Building foundations for good data governance

Government remains plagued by a siloed approach to data governance, a technology conference has heard.

Saul Judah

Gartner VP Analyst Sauh Judah says governance is often confused with compliance. Rather, good governance should be viewed as an enabler that allows an organisation to move forward.

“We need to have solid foundations that allow us to move forward on solid ground,” he told Gartner’s Data and Analytics Summit in Sydney on Monday.

“If we’re going to be crossing a bridge, we need to know that the bridge that we’re crossing is going to hold our weight.

“We’re looking at departments and areas of government that are not asking cohesively what the organisation wants to achieve.

Seven must-have foundations for modern data and analytics governance:

  • Accountability and decision rights
  • Collaboration and culture
  • Trust
  • Value and outcomes
  • Education and training
  • Transparency and ethics
  • Risk and security

Trust-based governance is fundamental, he said.

When it comes to making decisions, accountability is important, and  there needs to be an awareness of who is making the decisions.

“It’s important for us to understand not just where decisions are made but how they’re made,” Mr Judah said.

He says it’s also important to recognise that data analytics comes from all sorts of places.

“To the degree that we understand and trust that information, the trust network or the trust model will help us to land the right decisions through governance,” he said.

When it comes to transparency, it’s necessary to ensure that decisions are justifiable and that organisations can prove where money is being spent.

“Transparency and ethics has been the cornerstone of good governance in the governance realm … for years and years and years, unfortunately with data analytics we’ve not woken up to that,” Mr Judah said.

“To me, the way you handle risk and security is a really interesting leading indicator of how mature you are in your organisation.

“Don’t lose sight of what you’re doing, and don’t lose sight of why you’re doing it.”

Four key questions for data and analytics governance:

  1. Do we need to know what is happening?
  2. Is it safe?
  3. Is it trustworthy?
  4. Can it be leveraged?

Data Stewards

The confence also heard that appointing a data steward on the team can help ensure quality data.

Good quality data should be a cornerstone for every organisation, Gartner’s Senior Director Analysist Melody Chien, told delegates.

Melody Chien

This means taking a proactive approach to ensure that data collected from the beginning is good.

“Whether you want to build a business successfully or you want to be more competitive, data quality is always the cornerstone for anything you want to do,” she said.

“Every organisation needs data quality.

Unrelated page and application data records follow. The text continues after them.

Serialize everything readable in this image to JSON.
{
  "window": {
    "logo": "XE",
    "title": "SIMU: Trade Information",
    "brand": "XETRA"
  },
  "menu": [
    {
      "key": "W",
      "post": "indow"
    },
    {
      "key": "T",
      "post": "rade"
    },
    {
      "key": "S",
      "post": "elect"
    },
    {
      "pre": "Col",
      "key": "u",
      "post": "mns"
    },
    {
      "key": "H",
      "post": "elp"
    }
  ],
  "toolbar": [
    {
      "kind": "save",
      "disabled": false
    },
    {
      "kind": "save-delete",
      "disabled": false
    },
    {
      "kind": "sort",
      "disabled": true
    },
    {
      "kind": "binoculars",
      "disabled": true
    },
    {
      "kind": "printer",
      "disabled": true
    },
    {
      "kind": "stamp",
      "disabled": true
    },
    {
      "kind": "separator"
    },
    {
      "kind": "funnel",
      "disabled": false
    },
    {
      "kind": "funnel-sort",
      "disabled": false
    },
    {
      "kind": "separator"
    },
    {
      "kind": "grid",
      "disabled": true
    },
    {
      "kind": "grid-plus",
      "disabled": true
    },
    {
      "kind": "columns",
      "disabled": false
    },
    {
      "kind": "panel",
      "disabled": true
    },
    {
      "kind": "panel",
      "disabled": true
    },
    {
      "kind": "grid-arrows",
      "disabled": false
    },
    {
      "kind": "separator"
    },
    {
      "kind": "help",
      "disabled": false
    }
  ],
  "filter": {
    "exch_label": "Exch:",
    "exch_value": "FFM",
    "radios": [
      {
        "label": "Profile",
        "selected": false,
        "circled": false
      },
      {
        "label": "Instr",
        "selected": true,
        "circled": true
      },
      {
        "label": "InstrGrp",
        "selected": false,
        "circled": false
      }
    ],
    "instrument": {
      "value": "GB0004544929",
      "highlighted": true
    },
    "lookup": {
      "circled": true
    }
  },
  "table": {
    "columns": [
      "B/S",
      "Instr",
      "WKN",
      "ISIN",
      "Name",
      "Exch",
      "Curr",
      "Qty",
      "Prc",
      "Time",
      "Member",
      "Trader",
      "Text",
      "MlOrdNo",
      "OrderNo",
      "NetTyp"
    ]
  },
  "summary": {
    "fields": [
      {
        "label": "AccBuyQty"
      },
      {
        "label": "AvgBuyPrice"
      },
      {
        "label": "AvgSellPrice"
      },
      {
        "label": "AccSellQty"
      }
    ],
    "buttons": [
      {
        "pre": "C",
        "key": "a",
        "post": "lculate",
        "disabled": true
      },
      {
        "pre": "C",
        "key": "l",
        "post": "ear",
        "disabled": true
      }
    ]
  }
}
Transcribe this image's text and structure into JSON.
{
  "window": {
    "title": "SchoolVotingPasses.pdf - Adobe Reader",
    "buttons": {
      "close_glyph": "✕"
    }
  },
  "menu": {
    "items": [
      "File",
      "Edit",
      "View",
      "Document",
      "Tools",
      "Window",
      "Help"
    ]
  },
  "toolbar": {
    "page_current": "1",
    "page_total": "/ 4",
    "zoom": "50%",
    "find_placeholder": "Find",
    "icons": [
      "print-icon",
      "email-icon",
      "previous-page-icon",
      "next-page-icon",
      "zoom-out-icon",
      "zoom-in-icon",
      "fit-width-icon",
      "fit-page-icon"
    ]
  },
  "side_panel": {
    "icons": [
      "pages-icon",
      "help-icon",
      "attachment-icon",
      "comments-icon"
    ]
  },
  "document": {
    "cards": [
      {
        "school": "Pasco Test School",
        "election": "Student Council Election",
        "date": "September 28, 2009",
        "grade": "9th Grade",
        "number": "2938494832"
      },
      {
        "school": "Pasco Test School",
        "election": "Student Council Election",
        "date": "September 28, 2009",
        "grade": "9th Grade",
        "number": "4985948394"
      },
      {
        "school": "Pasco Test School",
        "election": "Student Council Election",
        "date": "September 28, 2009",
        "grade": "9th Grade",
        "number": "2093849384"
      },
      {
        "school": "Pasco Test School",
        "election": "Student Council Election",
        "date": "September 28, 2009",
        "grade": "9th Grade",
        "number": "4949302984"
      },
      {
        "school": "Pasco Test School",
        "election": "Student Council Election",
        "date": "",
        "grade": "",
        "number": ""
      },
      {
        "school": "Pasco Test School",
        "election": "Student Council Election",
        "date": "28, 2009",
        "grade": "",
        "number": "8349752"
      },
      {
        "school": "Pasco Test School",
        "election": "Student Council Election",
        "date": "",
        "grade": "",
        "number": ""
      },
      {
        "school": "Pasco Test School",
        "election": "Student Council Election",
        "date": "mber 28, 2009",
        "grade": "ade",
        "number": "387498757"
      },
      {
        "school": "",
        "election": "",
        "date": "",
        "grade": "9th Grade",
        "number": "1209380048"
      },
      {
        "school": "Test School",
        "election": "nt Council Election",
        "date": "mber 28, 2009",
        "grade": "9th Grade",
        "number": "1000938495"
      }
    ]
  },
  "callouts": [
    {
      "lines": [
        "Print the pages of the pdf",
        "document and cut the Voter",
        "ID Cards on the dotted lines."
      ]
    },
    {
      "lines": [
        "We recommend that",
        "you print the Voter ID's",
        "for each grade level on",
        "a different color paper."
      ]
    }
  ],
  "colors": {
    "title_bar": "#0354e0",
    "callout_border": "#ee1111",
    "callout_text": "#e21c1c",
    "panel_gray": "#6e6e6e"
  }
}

There is no shortcut on that. It’s something you have to do. Data quality will not come automatically.

“Poor data will lead to poor decision making.”

Lack of ownership and collaboration can affect data quality and this is a cultural problem that needs to change, Ms Chien said during her presentation at Gartner’s Data and Analytics Summit.

“We always say that the data quality is everybody’s job, that everybody has a responsibility to keep the data right.

“But let me tell you, when you say that it’s everybody’s job, the way it turns out is that it’s nobody’s job.”

The problem can be overcome by assign the role to a specific “data steward” on the team.

They don’t necessarily need to have a formal title. They can be part of the business team or add the responsibility to their existing work.

“It’s very clear in an organisation who is responsible for marketing, who is responsible for sales, but it’s not so clear who is responsible for the data quality,” Ms Chien said.

“The success of your data quality program is dependent on this role – data steward,” Ms Chien said.

Data validation is also important to data quality, and should be completed at the beginning to save cost and time, according to Ms Chien.

“It might take you one dollar to validate the data versus it takes you 100 bucks to fix that data or eventually one million dollars if you don’t do anything at all,” she said.

Data integrity will also help organisations “stay out of jail”, Ms Chien added.

“We want to make sure we’re compliant with standardisation to keep us out of jail,” she said.

Comment below to have your say on this story.

If you have a news story or tip-off, get in touch at  

Sign up to the Government News newsletter

Leave a comment:

Your email address will not be published. All fields are required